→ **Aim of the exercise**
Every line of the data is to be output verbatim.

___ The data

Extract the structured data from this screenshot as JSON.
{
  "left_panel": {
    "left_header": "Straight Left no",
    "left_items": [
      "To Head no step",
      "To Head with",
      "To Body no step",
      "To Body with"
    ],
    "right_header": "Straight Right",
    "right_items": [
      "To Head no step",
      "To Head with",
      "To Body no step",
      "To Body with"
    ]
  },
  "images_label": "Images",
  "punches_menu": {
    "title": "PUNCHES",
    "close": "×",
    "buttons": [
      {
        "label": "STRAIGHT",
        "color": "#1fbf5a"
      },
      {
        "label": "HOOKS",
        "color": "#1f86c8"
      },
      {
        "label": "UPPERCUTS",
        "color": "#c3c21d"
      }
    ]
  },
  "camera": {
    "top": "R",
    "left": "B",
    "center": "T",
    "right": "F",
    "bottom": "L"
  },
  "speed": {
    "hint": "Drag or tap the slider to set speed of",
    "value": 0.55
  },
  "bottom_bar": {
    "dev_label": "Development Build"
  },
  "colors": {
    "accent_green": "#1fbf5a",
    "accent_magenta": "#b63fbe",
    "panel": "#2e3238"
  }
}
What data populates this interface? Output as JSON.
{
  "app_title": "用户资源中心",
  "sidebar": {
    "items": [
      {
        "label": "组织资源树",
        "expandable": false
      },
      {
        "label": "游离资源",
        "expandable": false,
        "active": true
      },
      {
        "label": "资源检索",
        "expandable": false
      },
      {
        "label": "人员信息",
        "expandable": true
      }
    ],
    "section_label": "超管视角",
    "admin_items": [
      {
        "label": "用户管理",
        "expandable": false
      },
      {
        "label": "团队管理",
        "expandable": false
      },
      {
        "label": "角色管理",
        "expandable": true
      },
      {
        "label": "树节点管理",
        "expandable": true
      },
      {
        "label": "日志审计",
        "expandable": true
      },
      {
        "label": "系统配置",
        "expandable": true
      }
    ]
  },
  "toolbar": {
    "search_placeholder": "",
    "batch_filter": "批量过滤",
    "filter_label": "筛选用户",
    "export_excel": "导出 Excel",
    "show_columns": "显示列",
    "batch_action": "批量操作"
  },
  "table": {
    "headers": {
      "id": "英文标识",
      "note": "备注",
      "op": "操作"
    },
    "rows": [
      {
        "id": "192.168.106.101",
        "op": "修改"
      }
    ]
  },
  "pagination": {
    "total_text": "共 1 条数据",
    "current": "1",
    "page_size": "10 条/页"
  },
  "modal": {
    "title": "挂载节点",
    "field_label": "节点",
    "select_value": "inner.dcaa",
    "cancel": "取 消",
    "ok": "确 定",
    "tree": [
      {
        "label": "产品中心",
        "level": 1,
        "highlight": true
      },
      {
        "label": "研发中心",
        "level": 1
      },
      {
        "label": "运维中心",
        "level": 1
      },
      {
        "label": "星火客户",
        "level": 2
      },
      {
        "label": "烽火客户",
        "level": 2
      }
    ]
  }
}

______

→ **Result of the exercise**
Extract the structured data from this screenshot as JSON.
{
  "left_panel": {
    "left_header": "Straight Left no",
    "left_items": [
      "To Head no step",
      "To Head with",
      "To Body no step",
      "To Body with"
    ],
    "right_header": "Straight Right",
    "right_items": [
      "To Head no step",
      "To Head with",
      "To Body no step",
      "To Body with"
    ]
  },
  "images_label": "Images",
  "punches_menu": {
    "title": "PUNCHES",
    "close": "×",
    "buttons": [
      {
        "label": "STRAIGHT",
        "color": "#1fbf5a"
      },
      {
        "label": "HOOKS",
        "color": "#1f86c8"
      },
      {
        "label": "UPPERCUTS",
        "color": "#c3c21d"
      }
    ]
  },
  "camera": {
    "top": "R",
    "left": "B",
    "center": "T",
    "right": "F",
    "bottom": "L"
  },
  "speed": {
    "hint": "Drag or tap the slider to set speed of",
    "value": 0.55
  },
  "bottom_bar": {
    "dev_label": "Development Build"
  },
  "colors": {
    "accent_green": "#1fbf5a",
    "accent_magenta": "#b63fbe",
    "panel": "#2e3238"
  }
}
What data populates this interface? Output as JSON.
{
  "app_title": "用户资源中心",
  "sidebar": {
    "items": [
      {
        "label": "组织资源树",
        "expandable": false
      },
      {
        "label": "游离资源",
        "expandable": false,
        "active": true
      },
      {
        "label": "资源检索",
        "expandable": false
      },
      {
        "label": "人员信息",
        "expandable": true
      }
    ],
    "section_label": "超管视角",
    "admin_items": [
      {
        "label": "用户管理",
        "expandable": false
      },
      {
        "label": "团队管理",
        "expandable": false
      },
      {
        "label": "角色管理",
        "expandable": true
      },
      {
        "label": "树节点管理",
        "expandable": true
      },
      {
        "label": "日志审计",
        "expandable": true
      },
      {
        "label": "系统配置",
        "expandable": true
      }
    ]
  },
  "toolbar": {
    "search_placeholder": "",
    "batch_filter": "批量过滤",
    "filter_label": "筛选用户",
    "export_excel": "导出 Excel",
    "show_columns": "显示列",
    "batch_action": "批量操作"
  },
  "table": {
    "headers": {
      "id": "英文标识",
      "note": "备注",
      "op": "操作"
    },
    "rows": [
      {
        "id": "192.168.106.101",
        "op": "修改"
      }
    ]
  },
  "pagination": {
    "total_text": "共 1 条数据",
    "current": "1",
    "page_size": "10 条/页"
  },
  "modal": {
    "title": "挂载节点",
    "field_label": "节点",
    "select_value": "inner.dcaa",
    "cancel": "取 消",
    "ok": "确 定",
    "tree": [
      {
        "label": "产品中心",
        "level": 1,
        "highlight": true
      },
      {
        "label": "研发中心",
        "level": 1
      },
      {
        "label": "运维中心",
        "level": 1
      },
      {
        "label": "星火客户",
        "level": 2
      },
      {
        "label": "烽火客户",
        "level": 2
      }
    ]
  }
}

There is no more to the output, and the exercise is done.